The video above is a great example of “mathemagic” – magic through maths.  Arthur Benjamin’s show at TED (using a mixture of mathematical tricks and savant like numerical ability) shows how numerical calculations can still produce a sense of awe and wonder.

Probably the best resource for “mathemagic” is the TES Word ebook from Stephen Froggatt.  This contains over 25 different maths magic tricks with full explanations about how to use them in a classroom setting.  As he says,

“Mathematics can be presented as a dry collection of rules and exercises (surely not!) or as a window through which can be seen explanations to many of the world’s mysteries. A magic trick provides the interest, and its explanation the demonstration of the power of mathematics to provide answers. Suddenly all that previous work on simplifying algebraic expressions comes into action when explaining why the Number You  Thought Of had to be seven.”

Magic Square Magic

As an example of one of this tricks, he describes how to ask a student his house number – upon answering, “46”, he immediately draws the following grid:

It’s then left to the students to find the connection between this grid and 46.  Each row adds to 46, as does each column, and both diagonals, and the 4 corners, and the 2×2 corner squares!  The impressive nature of this trick is the speed it can be calculated – and how it can be done with any given numbers.   The template needed is:

You simply need to substitute the the given value for N.  If you chose to reveal the secret it would be interesting to see if students could work out how to create their own grids with different template numbers.

Lightening Fast Multiplication

Another example from the book include how to multiply by 11 with lightening speed:

Write a large number on the board (eg. 3143221609) and race to see who can multiply this by 11 first.  The answer is 34575437699 and can be done in seconds.  Simply start with the end digit (in this case 9) and write that down, then working from right to left the next digit is 0+9 = 9.  The next digit is 6+0 = 6, the next digit is 1+6 = 7 etc.  Each time you just add the consecutive terms of the original number.  You finish by writing down the first term (in this case 3).

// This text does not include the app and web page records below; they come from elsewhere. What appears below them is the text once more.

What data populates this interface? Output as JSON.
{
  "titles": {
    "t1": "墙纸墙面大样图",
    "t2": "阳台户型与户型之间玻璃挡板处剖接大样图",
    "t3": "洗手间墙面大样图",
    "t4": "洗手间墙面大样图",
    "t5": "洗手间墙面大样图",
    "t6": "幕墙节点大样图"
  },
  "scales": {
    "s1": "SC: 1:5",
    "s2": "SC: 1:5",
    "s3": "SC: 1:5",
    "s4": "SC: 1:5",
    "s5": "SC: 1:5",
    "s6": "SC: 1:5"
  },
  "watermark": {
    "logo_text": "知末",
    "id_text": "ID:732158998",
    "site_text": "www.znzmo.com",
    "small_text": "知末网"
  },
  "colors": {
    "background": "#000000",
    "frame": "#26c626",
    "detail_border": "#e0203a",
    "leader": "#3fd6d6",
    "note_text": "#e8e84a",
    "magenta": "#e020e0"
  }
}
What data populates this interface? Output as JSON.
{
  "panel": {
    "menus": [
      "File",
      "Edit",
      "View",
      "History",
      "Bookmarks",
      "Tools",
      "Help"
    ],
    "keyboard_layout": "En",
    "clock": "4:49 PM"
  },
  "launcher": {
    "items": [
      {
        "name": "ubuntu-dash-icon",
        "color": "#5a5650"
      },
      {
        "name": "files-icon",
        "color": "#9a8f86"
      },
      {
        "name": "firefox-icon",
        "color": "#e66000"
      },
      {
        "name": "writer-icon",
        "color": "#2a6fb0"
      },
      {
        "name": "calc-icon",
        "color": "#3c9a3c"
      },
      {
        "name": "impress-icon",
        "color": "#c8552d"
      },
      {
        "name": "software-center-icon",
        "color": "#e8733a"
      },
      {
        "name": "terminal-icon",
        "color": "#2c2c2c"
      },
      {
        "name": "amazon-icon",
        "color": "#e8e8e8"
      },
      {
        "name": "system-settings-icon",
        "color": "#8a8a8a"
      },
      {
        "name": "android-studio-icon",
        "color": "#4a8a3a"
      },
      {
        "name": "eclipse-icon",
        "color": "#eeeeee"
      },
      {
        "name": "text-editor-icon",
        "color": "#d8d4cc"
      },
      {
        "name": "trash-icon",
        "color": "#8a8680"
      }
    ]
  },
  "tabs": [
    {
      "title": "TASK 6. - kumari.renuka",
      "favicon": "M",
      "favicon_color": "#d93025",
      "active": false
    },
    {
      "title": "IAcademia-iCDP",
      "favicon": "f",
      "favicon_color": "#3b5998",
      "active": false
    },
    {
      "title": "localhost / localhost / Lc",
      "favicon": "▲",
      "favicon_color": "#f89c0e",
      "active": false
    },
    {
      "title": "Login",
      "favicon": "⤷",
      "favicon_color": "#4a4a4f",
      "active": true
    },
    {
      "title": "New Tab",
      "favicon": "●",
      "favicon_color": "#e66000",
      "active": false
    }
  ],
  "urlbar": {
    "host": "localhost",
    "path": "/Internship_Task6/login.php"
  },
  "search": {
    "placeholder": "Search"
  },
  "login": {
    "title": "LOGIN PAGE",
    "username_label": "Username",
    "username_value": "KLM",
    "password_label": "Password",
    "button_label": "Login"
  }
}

There are loads of other tricks in the free ebook to utilise.  The, “think of a number tricks,” are great for algebra topics, the magic cards make use of binary arithmetic and there is mobius magic for shape and space discussions.

Jan Honnens (also on TES here) has formalised some of this content into an investigation format with some great leading questions for students to follow.